Judgment is another factor that could influence the supervisory decisions. Supervisors faced with bank problems may believe that these problems are temporary, and will go away without supervisory action. Finally, some form of self-interest may also be at play. Supervisors faced with a problem bank may take a “not on my watch” approach, and hide the problems as long as possible. This behavior can be explained by the fact that society may see the problems in a bank as a reflection of weak supervision, which is damaging for the supervisor’s reputation.

Whatever their cause, these situations typically lead to forbearance, i.e., refraining from addressing an institution’s problems head-on. Such forbearance is bound to lead to a deepening of the problems in that specific institution, and ultimately to an increase in the costs of addressing them, among others, because these problems could be contagious.
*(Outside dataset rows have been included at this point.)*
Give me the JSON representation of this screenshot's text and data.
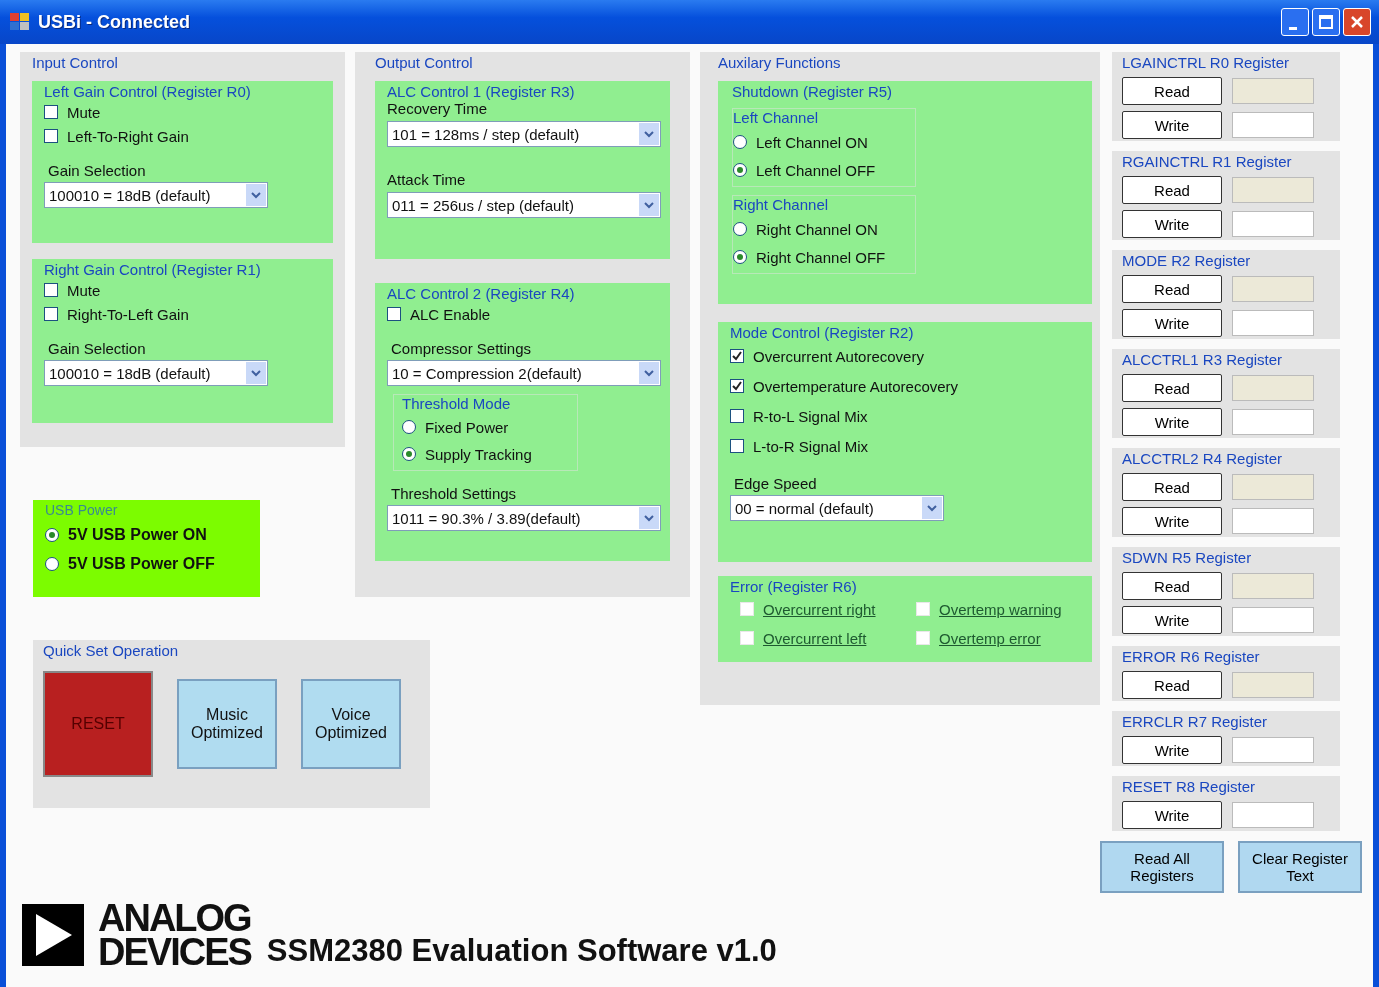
{
  "window": {
    "title": "USBi - Connected"
  },
  "input_control": {
    "title": "Input Control",
    "groups": [
      {
        "title": "Left Gain Control (Register R0)",
        "checkboxes": [
          {
            "label": "Mute",
            "checked": false
          },
          {
            "label": "Left-To-Right Gain",
            "checked": false
          }
        ],
        "select_label": "Gain Selection",
        "select_value": "100010 = 18dB (default)"
      },
      {
        "title": "Right Gain Control (Register R1)",
        "checkboxes": [
          {
            "label": "Mute",
            "checked": false
          },
          {
            "label": "Right-To-Left Gain",
            "checked": false
          }
        ],
        "select_label": "Gain Selection",
        "select_value": "100010 = 18dB (default)"
      }
    ]
  },
  "usb_power": {
    "title": "USB Power",
    "options": [
      {
        "label": "5V USB Power ON",
        "selected": true
      },
      {
        "label": "5V USB Power OFF",
        "selected": false
      }
    ]
  },
  "quick_set": {
    "title": "Quick Set Operation",
    "buttons": [
      {
        "label": "RESET",
        "kind": "reset"
      },
      {
        "label": "Music Optimized",
        "kind": "preset"
      },
      {
        "label": "Voice Optimized",
        "kind": "preset"
      }
    ]
  },
  "output_control": {
    "title": "Output Control",
    "alc1": {
      "title": "ALC Control 1 (Register R3)",
      "fields": [
        {
          "label": "Recovery Time",
          "value": "101 = 128ms / step (default)"
        },
        {
          "label": "Attack Time",
          "value": "011 = 256us / step (default)"
        }
      ]
    },
    "alc2": {
      "title": "ALC Control 2 (Register R4)",
      "enable": {
        "label": "ALC Enable",
        "checked": false
      },
      "compressor": {
        "label": "Compressor Settings",
        "value": "10 = Compression 2(default)"
      },
      "threshold_mode": {
        "title": "Threshold Mode",
        "options": [
          {
            "label": "Fixed Power",
            "selected": false
          },
          {
            "label": "Supply Tracking",
            "selected": true
          }
        ]
      },
      "threshold": {
        "label": "Threshold Settings",
        "value": "1011 = 90.3% / 3.89(default)"
      }
    }
  },
  "auxiliary": {
    "title": "Auxilary Functions",
    "shutdown": {
      "title": "Shutdown (Register R5)",
      "channels": [
        {
          "title": "Left Channel",
          "options": [
            {
              "label": "Left Channel ON",
              "selected": false
            },
            {
              "label": "Left Channel OFF",
              "selected": true
            }
          ]
        },
        {
          "title": "Right Channel",
          "options": [
            {
              "label": "Right Channel ON",
              "selected": false
            },
            {
              "label": "Right Channel OFF",
              "selected": true
            }
          ]
        }
      ]
    },
    "mode": {
      "title": "Mode Control (Register R2)",
      "checkboxes": [
        {
          "label": "Overcurrent Autorecovery",
          "checked": true
        },
        {
          "label": "Overtemperature Autorecovery",
          "checked": true
        },
        {
          "label": "R-to-L Signal Mix",
          "checked": false
        },
        {
          "label": "L-to-R Signal Mix",
          "checked": false
        }
      ],
      "edge_label": "Edge Speed",
      "edge_value": "00 = normal (default)"
    },
    "error": {
      "title": "Error (Register R6)",
      "flags": [
        {
          "label": "Overcurrent right",
          "checked": false
        },
        {
          "label": "Overtemp warning",
          "checked": false
        },
        {
          "label": "Overcurrent left",
          "checked": false
        },
        {
          "label": "Overtemp error",
          "checked": false
        }
      ]
    }
  },
  "registers": [
    {
      "title": "LGAINCTRL R0 Register",
      "rows": [
        {
          "button": "Read",
          "kind": "read"
        },
        {
          "button": "Write",
          "kind": "write"
        }
      ]
    },
    {
      "title": "RGAINCTRL R1 Register",
      "rows": [
        {
          "button": "Read",
          "kind": "read"
        },
        {
          "button": "Write",
          "kind": "write"
        }
      ]
    },
    {
      "title": "MODE R2 Register",
      "rows": [
        {
          "button": "Read",
          "kind": "read"
        },
        {
          "button": "Write",
          "kind": "write"
        }
      ]
    },
    {
      "title": "ALCCTRL1 R3 Register",
      "rows": [
        {
          "button": "Read",
          "kind": "read"
        },
        {
          "button": "Write",
          "kind": "write"
        }
      ]
    },
    {
      "title": "ALCCTRL2 R4 Register",
      "rows": [
        {
          "button": "Read",
          "kind": "read"
        },
        {
          "button": "Write",
          "kind": "write"
        }
      ]
    },
    {
      "title": "SDWN R5 Register",
      "rows": [
        {
          "button": "Read",
          "kind": "read"
        },
        {
          "button": "Write",
          "kind": "write"
        }
      ]
    },
    {
      "title": "ERROR R6 Register",
      "rows": [
        {
          "button": "Read",
          "kind": "read"
        }
      ]
    },
    {
      "title": "ERRCLR R7 Register",
      "rows": [
        {
          "button": "Write",
          "kind": "write"
        }
      ]
    },
    {
      "title": "RESET R8 Register",
      "rows": [
        {
          "button": "Write",
          "kind": "write"
        }
      ]
    }
  ],
  "logo": {
    "line1": "ANALOG",
    "line2": "DEVICES"
  },
  "app_title": "SSM2380 Evaluation Software v1.0",
  "actions": [
    "Read All Registers",
    "Clear Register Text"
  ]
}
These costs will eventually fall on the shoulders of the depositors, the government, and ultimately the taxpayers.

Starting from this reality, the “rules versus discretion” debate in supervisory intervention is about the question: in order to limit political interference, reduce the risk of judgmental errors, and self-interested behavior, and thus forbearance, should the supervisor, when intervening in an individual bank, be bound by strict rules, or have the discretion to take action when deemed necessary?

Back to Table of contents
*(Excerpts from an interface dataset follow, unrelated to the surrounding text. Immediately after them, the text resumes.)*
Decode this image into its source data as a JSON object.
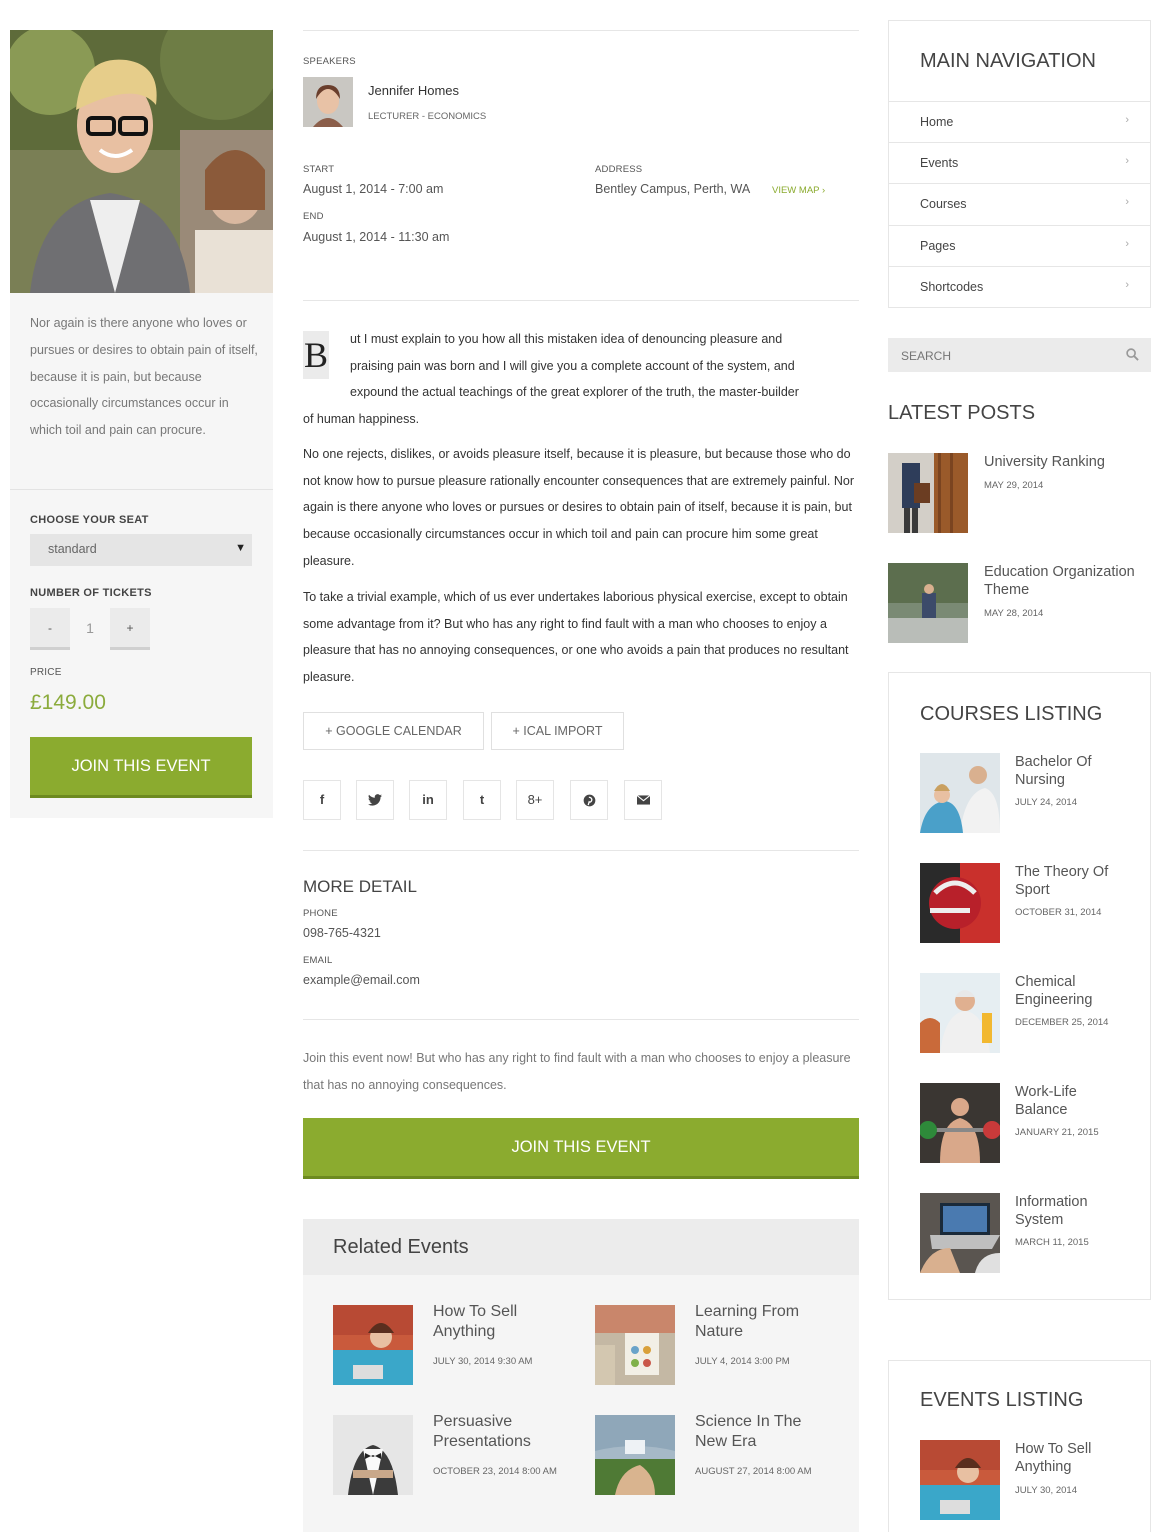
{
  "left": {
    "description": "Nor again is there anyone who loves or pursues or desires to obtain pain of itself, because it is pain, but because occasionally circumstances occur in which toil and pain can procure.",
    "choose_seat_label": "CHOOSE YOUR SEAT",
    "seat_value": "standard",
    "tickets_label": "NUMBER OF TICKETS",
    "minus": "-",
    "qty": "1",
    "plus": "+",
    "price_label": "PRICE",
    "price": "£149.00",
    "join_label": "JOIN THIS EVENT"
  },
  "main": {
    "speakers_label": "SPEAKERS",
    "speaker_name": "Jennifer Homes",
    "speaker_role": "LECTURER - ECONOMICS",
    "start_label": "START",
    "start_value": "August 1, 2014 - 7:00 am",
    "end_label": "END",
    "end_value": "August 1, 2014 - 11:30 am",
    "address_label": "ADDRESS",
    "address_value": "Bentley Campus, Perth, WA",
    "view_map": "VIEW MAP ›",
    "dropcap": "B",
    "para1_lines": [
      "ut I must explain to you how all this mistaken idea of denouncing pleasure and",
      "praising pain was born and I will give you a complete account of the system, and",
      "expound the actual teachings of the great explorer of the truth, the master-builder"
    ],
    "para1_last": "of human happiness.",
    "para2": "No one rejects, dislikes, or avoids pleasure itself, because it is pleasure, but because those who do not know how to pursue pleasure rationally encounter consequences that are extremely painful. Nor again is there anyone who loves or pursues or desires to obtain pain of itself, because it is pain, but because occasionally circumstances occur in which toil and pain can procure him some great pleasure.",
    "para3": "To take a trivial example, which of us ever undertakes laborious physical exercise, except to obtain some advantage from it? But who has any right to find fault with a man who chooses to enjoy a pleasure that has no annoying consequences, or one who avoids a pain that produces no resultant pleasure.",
    "gcal": "+ GOOGLE CALENDAR",
    "ical": "+ ICAL IMPORT",
    "social": [
      "f",
      "🐦",
      "in",
      "t",
      "8+",
      "℗",
      "✉"
    ],
    "more_detail": "MORE DETAIL",
    "phone_label": "PHONE",
    "phone": "098-765-4321",
    "email_label": "EMAIL",
    "email": "example@email.com",
    "join_text": "Join this event now! But who has any right to find fault with a man who chooses to enjoy a pleasure that has no annoying consequences.",
    "join_label": "JOIN THIS EVENT",
    "related_title": "Related Events",
    "related": [
      {
        "title": "How To Sell Anything",
        "date": "JULY 30, 2014 9:30 AM"
      },
      {
        "title": "Learning From Nature",
        "date": "JULY 4, 2014 3:00 PM"
      },
      {
        "title": "Persuasive Presentations",
        "date": "OCTOBER 23, 2014 8:00 AM"
      },
      {
        "title": "Science In The New Era",
        "date": "AUGUST 27, 2014 8:00 AM"
      }
    ]
  },
  "sidebar": {
    "nav_title": "MAIN NAVIGATION",
    "nav": [
      "Home",
      "Events",
      "Courses",
      "Pages",
      "Shortcodes"
    ],
    "chevron": "›",
    "search_placeholder": "SEARCH",
    "latest_title": "LATEST POSTS",
    "posts": [
      {
        "title": "University Ranking",
        "date": "MAY 29, 2014"
      },
      {
        "title": "Education Organization Theme",
        "date": "MAY 28, 2014"
      }
    ],
    "courses_title": "COURSES LISTING",
    "courses": [
      {
        "title": "Bachelor Of Nursing",
        "date": "JULY 24, 2014"
      },
      {
        "title": "The Theory Of Sport",
        "date": "OCTOBER 31, 2014"
      },
      {
        "title": "Chemical Engineering",
        "date": "DECEMBER 25, 2014"
      },
      {
        "title": "Work-Life Balance",
        "date": "JANUARY 21, 2015"
      },
      {
        "title": "Information System",
        "date": "MARCH 11, 2015"
      }
    ],
    "events_title": "EVENTS LISTING",
    "events": [
      {
        "title": "How To Sell Anything",
        "date": "JULY 30, 2014"
      }
    ]
  },
  "colors": {
    "accent": "#8bab2f",
    "price": "#8bab3c"
  }
}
Further reading

Book:

  • Nieto, Maria, and L. Wall. “Prompt corrective action: Is there a case for an international banking standard?” In D. Evanoff, G. Kaufman, and J. La Brosse (eds). International Financial Instability: Global Banking and National Regulation. World Scientific Studies in International Economics Series, Vol. 2. Singapore: World Scientific, 2007, ch. 23.

Articles:

  • Benston, George J., and George G. Kaufman. “Risk and solvency regulation of depository institutions: Past policies and current options.” Federal Reserve Bank of Chicago Staff Memorandum no. 88-1 (1988): 1–67.
  • Benston, George J., and George G. Kaufman. “FDICIA after five years.” Journal of Economic Perspectives 11:3 (Summer 1997): 139–158. Online at: econpapers.repec.org/RePEc:aea:jecper:v:11:y:1997:i:3:p:139-58
  • Kydland, Finn E., and Edward C. Prescott. “Rules rather than discretion: The inconsistency of optimal plans.” Journal of Political Economy 85:3 (June 1977): 473–491. Online at: www.jstor.org/pss/1830193

Back to top

Share this page

  • Facebook
  • Twitter
  • LinkedIn
  • Bookmark and Share